Drive in two, give up one. Statistically, Carlos Delgado was a verifiable asset. He was Delgado +1. That's not a wedding invitation; that's a hockey notation. He comes up in the ninth, the Mets needing an assist, and he puts a big hit on Mike Gonzalez; at least it looks big in the boxscore. More well placed than line drive, but the score goes from a stubborn 2-1 to an almost comfortable 4-1. With the Mets' goal in sight, the rest of the game looks like one big empty net.
Yet there is no wasted motion on a baseball field just as there were no wasted numbers Tuesday night in Atlanta. Nothing that happened didn't come bundled with some sort of consequence, potential or otherwise. Luis Castillo, in on three double plays — including one he started by nabbing a Chipper Jones bases-loaded liner in the third — made what would appear to be an inconsequential muff in the eighth. He stayed back on a one-out Jones grounder and the ball charged right by him. But when J.J. Putz didn't allow anybody else to reach base, no harm done, right?
David Wright wasted no motion driving in Carlos Beltran from second in the top of the third, one of two runs Liván Hernandez, Bobby Parnell and Putz would make stand tall for a very long time. Thanks to Jeff Francoeur's most intimidating limb, he did not deliver Beltran from third in the ninth (Carlos B. seems to live on base these days), but since Carlos D. got the hit a moment earlier, no harm done, right?
Ultimately, no harm to the Mets, but of course harm lurks hard when you don't do something beneficial on a ballfield. By Castillo extending the eighth and by Wright not bringing home at least one Carlos in the ninth, it gave the Braves two bonus threads of hope, no matter how slender each appeared:
1) They would need three runs to tie, not more; three runs is a considerable hill to climb against Francisco Rodriguez, but it's less considerable than four.
2) Having received that one gift baserunner in the eighth, the Braves were one batter closer to bringing Chipper Jones back to the plate in the ninth, almost invariably an atrocity waiting to happen (no kidding, check what Mets Walkoffs uncovered on the subject). True, he would be the seventh batter in the inning, but for the Mets, any chance Chipper comes up is a chance best not taken.
You know what happened next. Two Braves batters come up, two Braves batters go down, meaning it would take a calamity to put this game in doubt. Then again, we're playing in the Calamitorium, so an innocent single by Kelly Johnson looms suspiciously. A walk to Clint Sammons and his lifetime .177 average creates a sudden need to clear the throat. We've been winning all night. Liván was a veritable spa treatment: a soothing balm in a world filled with troubling Ollies and the like. Heartthrob Ramon Castro made us forget how much we used to love and depend upon on Omir Santos. Ken Kawakami was the pitching equivalent of patio furniture in fall, staying outside far too long and losing its luster in the process. If this game were a boxing match, we'd have been way ahead on points. But this baseball game was a baseball game and it was one swing from being tied.

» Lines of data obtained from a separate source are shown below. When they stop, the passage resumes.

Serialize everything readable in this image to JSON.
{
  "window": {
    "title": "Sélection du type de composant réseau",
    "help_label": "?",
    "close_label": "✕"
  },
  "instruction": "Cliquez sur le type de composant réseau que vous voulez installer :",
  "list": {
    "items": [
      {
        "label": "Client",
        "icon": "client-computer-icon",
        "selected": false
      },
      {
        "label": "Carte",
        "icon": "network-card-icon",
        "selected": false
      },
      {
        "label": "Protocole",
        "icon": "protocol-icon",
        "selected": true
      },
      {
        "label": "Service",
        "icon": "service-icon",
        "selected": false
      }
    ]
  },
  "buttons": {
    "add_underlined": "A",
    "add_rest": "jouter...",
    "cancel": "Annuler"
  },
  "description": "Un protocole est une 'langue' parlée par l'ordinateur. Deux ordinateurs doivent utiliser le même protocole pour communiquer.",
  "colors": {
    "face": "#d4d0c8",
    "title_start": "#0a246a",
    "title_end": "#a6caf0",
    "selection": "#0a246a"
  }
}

Omar Infante had a puncher's chance with two on and two out, but K-Rod took care of that. A simple pop-up to first and…
DOWN GOES CARLOS!
DOWN GOES CARLOS!
Well, Carlos stayed on his feet, but the ball stayed in play when Delgado didn't so much drop it as fail to complete catching it. That silly Kelly Johnson kept running and scored. Sammons went to second. Then he followed Johnson home when Yunel Escobar singled, chasing Infante to third.
Frankie Rodriguez would now be facing his seventh batter of the inning:
in Turner Field…
with the tying run ninety feet away…
and the winning run on first.
This wouldn't be happening if Wright had driven Francoeur a little deeper to right in the top of the ninth. Or if Castillo had picked Jones' ball cleanly in the bottom of the eighth. Or if a dozen Mets hadn't remained on base as if infected by an allergy to home plate. This wouldn't be a one-run game had the Mets not wasted so much motion.
Then again, they did start the inning with a three-run lead, thanks to a surplus of efficient motion. The surplus was shrinking, but that's what surpluses are for: to keep you in the black, if just barely.
So? So Jones hits a deep fly to right, Ryan Church catches it, the game is over, the Mets win. In the end, it's Mets +1.
Exactly the edge they required.
You'll come out ahead when you read Faith and Fear in Flushing: An Intense Personal History of the New York Mets, available from Amazon, Barnes & Noble or a bookstore near you. Keep in touch and join the discussion on Facebook.